» **What to work on**: Each line of the records that holds "mode" should be shown in full.

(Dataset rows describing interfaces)
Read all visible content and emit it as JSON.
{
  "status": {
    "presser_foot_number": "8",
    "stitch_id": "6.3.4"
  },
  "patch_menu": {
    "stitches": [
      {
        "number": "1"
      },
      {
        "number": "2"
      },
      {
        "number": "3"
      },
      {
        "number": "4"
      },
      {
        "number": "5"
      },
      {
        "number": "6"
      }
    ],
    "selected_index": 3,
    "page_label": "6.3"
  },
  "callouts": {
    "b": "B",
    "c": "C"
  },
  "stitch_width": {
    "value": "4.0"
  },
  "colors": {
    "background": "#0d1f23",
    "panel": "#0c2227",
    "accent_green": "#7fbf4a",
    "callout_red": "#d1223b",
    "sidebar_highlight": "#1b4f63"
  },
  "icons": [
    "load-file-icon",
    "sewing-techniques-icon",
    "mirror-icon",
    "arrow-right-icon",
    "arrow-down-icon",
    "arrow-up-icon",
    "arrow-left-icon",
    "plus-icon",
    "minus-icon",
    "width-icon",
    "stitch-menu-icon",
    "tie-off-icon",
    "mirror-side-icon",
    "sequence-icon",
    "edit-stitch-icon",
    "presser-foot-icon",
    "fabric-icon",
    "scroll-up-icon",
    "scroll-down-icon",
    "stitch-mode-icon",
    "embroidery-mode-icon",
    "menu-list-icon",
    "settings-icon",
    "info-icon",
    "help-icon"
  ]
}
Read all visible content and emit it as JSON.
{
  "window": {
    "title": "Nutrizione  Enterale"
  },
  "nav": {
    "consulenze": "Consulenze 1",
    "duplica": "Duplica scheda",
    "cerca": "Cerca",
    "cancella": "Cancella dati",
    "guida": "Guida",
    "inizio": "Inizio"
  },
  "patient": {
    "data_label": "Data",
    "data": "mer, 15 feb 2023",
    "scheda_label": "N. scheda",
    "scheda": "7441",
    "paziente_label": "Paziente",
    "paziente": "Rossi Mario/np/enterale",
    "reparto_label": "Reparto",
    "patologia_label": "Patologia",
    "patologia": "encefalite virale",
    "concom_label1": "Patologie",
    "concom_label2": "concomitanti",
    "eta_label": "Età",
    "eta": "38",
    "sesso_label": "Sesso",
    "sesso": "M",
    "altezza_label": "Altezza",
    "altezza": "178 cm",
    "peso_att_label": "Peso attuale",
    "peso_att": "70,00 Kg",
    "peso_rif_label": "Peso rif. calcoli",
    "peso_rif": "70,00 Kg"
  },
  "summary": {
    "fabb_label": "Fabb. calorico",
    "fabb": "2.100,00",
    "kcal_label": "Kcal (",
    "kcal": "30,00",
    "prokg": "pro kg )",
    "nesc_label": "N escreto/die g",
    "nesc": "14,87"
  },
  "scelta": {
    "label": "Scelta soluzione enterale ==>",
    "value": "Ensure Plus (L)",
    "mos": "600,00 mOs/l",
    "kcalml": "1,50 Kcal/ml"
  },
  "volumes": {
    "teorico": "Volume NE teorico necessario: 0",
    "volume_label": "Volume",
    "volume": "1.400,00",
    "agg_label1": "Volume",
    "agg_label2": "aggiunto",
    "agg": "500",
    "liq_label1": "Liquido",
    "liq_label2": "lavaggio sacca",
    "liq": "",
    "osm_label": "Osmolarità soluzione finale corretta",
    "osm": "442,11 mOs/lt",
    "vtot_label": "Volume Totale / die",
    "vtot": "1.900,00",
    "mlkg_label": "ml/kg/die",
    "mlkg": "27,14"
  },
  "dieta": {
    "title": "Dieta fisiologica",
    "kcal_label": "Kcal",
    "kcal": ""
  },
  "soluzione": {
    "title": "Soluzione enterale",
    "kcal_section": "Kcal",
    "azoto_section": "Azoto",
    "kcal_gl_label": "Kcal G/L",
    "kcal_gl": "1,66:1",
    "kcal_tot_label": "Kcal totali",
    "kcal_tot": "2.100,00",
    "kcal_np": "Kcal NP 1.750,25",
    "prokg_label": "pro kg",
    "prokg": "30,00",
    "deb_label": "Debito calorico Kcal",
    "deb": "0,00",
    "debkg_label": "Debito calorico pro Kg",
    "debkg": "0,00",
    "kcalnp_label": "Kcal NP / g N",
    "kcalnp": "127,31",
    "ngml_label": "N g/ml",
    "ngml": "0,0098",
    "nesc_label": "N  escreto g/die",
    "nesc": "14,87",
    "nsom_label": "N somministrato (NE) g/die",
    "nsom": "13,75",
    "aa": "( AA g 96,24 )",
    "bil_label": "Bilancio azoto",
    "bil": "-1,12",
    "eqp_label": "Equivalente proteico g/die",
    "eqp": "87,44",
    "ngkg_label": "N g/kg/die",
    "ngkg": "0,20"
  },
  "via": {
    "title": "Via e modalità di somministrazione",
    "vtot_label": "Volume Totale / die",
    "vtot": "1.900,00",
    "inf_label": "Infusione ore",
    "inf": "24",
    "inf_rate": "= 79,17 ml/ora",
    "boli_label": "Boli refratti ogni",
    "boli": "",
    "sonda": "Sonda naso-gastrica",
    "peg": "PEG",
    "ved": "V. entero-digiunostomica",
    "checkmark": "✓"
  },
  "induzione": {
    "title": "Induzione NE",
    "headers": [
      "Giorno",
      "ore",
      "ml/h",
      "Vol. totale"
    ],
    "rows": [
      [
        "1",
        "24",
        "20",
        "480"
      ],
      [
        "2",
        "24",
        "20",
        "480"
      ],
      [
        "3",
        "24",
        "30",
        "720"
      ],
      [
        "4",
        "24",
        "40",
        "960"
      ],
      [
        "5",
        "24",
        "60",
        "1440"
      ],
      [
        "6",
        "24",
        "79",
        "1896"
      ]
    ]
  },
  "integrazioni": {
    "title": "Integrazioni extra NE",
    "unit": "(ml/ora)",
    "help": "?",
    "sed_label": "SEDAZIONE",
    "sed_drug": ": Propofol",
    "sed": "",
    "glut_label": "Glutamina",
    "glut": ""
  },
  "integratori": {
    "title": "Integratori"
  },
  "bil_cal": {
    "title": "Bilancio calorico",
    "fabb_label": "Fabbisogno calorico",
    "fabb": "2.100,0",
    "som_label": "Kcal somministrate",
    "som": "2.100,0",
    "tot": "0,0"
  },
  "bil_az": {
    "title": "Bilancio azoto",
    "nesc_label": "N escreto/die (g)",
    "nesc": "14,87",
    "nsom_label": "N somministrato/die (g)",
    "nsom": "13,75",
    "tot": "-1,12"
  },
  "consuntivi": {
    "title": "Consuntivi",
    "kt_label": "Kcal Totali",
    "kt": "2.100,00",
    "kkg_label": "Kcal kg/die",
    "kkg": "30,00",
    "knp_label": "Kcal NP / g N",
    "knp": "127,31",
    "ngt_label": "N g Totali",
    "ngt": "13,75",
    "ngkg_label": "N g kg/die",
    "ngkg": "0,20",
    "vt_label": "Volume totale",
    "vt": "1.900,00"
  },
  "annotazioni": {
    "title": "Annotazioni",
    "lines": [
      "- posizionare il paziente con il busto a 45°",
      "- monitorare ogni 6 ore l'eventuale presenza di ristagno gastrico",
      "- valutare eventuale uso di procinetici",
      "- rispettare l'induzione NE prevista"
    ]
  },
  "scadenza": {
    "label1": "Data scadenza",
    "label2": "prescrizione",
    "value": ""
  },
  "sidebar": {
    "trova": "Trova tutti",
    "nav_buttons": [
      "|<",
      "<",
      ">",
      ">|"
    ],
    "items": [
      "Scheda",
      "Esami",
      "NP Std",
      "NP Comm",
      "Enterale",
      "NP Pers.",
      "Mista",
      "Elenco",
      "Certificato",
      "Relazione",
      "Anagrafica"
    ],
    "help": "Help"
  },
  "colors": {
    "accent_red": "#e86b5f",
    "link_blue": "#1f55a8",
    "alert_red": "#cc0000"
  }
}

» **Task output**:
    "stitch-mode-icon",
    "embroidery-mode-icon",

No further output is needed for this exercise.